There is no hard and fast definition of a big bore, but we’re pretty safe starting with 40-caliber and clawing up the scale to the 50-caliber. And then throwing in the two novelty rounds, the 600 Nitro Express and 700 Nitro Express. But this doesn’t perfectly define all the big bores, either.
Consider the 44-40 Winchester, the original centerfire big bore. Yes, the .427-inch bullet diameter is what most consider a “big bore,” but at 1,190 fps and 629 f-p of muzzle energy, hardly what most of us expect. The more modern 44 Rem. Mag. revolver cartridge betters that, nudging a 240-gr .430” bullet 1,600 fps for 1,507 f-p. Those numbers aren’t all that impressive, either. Big bores are supposed to be powerful and hard hitting like the famous old 45-70 Govt. Now there’s some bear stopping potential…
Uh, sorta kinda? Our 1873 war horse at factory-loaded pressures spits a 300-gr. flat nose 1,880 fps on a good day. That’s enough to cough up 2,355 f-p muzzle energy. Sound like a sledge hammer? A 180-gr. from a common 30-06 puts out 3,023 f-p. It’s sectional density is appreciably higher than the 300-gr. .458 slug, too. SD of .271 vs. .204.

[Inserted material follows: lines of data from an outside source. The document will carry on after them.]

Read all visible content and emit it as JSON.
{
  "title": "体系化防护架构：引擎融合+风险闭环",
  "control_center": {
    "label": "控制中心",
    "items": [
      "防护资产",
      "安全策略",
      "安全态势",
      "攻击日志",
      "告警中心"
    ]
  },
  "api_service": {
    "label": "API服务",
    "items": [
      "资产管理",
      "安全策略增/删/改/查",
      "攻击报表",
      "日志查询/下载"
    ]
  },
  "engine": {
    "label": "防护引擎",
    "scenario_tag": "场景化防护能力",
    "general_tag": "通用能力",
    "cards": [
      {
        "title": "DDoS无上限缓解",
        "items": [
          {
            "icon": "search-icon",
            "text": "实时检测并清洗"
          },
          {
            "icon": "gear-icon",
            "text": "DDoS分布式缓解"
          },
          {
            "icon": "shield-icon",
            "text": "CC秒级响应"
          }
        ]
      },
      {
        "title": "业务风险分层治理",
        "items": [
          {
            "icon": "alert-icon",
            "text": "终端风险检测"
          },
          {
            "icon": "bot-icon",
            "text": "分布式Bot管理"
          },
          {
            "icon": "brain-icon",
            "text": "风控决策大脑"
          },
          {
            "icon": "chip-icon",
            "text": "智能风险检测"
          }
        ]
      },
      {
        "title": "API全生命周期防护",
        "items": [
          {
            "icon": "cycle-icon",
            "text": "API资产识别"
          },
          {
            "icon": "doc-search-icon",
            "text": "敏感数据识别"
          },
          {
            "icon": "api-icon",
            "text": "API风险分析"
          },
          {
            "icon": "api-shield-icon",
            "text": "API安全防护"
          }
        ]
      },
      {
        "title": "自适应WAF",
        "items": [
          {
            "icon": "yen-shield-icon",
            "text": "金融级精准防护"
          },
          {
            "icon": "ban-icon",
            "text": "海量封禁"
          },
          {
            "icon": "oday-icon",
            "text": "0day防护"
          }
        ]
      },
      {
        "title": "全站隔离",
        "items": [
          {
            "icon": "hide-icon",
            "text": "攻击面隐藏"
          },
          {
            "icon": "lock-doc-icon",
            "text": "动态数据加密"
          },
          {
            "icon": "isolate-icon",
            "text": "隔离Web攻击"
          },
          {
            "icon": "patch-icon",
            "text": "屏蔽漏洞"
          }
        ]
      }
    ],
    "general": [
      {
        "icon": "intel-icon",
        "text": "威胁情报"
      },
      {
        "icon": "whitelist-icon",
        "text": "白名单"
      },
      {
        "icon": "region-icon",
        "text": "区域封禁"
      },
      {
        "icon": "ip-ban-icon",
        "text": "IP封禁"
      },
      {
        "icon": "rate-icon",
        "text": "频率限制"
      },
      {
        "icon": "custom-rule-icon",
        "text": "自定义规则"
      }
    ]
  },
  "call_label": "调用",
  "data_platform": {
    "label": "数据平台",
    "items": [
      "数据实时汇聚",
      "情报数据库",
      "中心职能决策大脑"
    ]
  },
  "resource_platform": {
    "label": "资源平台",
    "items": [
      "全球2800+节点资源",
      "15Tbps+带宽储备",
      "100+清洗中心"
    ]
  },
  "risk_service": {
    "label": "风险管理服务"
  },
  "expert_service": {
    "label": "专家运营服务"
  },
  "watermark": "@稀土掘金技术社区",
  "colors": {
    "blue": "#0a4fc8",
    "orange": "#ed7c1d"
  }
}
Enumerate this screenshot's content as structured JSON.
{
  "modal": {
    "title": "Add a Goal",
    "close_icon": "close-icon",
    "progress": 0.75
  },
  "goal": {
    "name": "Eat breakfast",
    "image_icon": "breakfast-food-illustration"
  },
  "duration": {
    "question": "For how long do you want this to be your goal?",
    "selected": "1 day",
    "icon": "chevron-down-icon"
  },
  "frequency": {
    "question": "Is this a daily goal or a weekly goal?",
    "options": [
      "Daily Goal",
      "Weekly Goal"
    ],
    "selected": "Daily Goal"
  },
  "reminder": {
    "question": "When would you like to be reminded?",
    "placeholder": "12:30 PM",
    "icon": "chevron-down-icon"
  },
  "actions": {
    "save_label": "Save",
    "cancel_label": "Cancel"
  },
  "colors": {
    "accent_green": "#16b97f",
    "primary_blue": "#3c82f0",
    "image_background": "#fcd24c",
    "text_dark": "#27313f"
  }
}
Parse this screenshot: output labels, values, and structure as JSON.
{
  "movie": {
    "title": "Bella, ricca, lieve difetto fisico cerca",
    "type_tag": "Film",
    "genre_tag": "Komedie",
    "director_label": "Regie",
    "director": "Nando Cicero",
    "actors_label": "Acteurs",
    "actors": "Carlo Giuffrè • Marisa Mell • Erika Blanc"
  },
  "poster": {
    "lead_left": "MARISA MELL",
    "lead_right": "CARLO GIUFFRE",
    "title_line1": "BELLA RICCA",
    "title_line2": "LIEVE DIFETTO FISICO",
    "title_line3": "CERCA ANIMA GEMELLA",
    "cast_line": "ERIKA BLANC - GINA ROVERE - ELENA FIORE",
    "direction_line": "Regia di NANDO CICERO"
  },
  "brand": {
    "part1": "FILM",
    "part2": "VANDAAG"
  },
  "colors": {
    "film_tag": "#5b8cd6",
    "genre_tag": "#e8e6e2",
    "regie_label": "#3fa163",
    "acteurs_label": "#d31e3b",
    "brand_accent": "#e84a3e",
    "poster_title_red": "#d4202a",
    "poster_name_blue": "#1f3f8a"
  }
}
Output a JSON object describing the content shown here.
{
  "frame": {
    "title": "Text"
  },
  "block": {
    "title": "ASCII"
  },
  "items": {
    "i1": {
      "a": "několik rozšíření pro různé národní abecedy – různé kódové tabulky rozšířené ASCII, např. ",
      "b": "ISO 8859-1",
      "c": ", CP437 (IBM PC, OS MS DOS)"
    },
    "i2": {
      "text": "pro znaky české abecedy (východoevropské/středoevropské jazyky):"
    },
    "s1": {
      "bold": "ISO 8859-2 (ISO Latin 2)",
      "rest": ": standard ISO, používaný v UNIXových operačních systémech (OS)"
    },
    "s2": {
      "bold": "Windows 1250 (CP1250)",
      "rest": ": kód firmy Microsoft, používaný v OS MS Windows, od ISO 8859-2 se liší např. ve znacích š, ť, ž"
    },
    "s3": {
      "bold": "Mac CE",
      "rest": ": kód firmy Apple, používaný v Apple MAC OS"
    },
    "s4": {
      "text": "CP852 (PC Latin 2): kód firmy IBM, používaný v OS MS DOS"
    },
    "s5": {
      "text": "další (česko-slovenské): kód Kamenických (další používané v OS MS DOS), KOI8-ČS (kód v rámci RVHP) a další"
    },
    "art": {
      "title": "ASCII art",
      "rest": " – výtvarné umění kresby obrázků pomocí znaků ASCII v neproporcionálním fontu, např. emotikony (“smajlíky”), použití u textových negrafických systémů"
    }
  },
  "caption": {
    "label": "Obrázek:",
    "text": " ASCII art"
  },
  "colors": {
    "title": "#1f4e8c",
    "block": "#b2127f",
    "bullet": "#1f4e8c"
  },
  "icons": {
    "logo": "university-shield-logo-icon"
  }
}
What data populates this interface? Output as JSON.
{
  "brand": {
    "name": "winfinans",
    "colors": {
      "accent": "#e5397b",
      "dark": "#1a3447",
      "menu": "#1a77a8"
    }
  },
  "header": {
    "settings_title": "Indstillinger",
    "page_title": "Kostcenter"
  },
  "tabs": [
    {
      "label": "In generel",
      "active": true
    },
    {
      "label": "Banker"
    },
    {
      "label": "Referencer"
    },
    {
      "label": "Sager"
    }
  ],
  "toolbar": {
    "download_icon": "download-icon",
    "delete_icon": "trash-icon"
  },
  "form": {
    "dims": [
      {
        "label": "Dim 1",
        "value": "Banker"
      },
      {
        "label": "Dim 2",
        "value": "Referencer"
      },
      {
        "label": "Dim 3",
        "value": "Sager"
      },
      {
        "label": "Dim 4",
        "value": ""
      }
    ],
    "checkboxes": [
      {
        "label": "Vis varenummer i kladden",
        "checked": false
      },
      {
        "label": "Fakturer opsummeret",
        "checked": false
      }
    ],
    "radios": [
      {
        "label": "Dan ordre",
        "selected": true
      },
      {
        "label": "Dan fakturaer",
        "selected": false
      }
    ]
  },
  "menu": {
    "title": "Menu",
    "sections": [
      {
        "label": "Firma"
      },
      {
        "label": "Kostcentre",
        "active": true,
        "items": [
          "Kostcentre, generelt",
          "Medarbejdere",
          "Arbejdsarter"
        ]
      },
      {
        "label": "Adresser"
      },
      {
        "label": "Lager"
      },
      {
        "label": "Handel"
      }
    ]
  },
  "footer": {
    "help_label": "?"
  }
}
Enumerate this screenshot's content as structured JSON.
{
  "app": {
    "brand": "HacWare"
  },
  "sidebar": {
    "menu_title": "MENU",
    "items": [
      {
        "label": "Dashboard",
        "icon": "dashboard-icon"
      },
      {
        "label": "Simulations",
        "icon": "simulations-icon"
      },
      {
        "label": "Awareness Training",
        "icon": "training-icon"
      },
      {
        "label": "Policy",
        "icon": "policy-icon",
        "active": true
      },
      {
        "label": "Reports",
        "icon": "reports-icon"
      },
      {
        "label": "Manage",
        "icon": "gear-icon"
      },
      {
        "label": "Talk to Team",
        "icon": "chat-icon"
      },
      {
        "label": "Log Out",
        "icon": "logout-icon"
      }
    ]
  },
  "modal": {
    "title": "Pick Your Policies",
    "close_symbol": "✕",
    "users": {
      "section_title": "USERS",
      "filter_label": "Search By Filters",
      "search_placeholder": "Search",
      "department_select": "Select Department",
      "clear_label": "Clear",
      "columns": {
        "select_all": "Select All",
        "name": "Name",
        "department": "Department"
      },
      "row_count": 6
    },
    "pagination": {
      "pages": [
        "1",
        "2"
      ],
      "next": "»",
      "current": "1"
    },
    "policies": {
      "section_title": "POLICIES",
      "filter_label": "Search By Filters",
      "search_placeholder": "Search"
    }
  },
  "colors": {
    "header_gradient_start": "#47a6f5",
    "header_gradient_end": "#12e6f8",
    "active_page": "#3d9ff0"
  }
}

Why Big Bore Cartridges are Not That Popular — Ron Spomer Outdoors is written by Ron Spomer for www.ronspomeroutdoors.com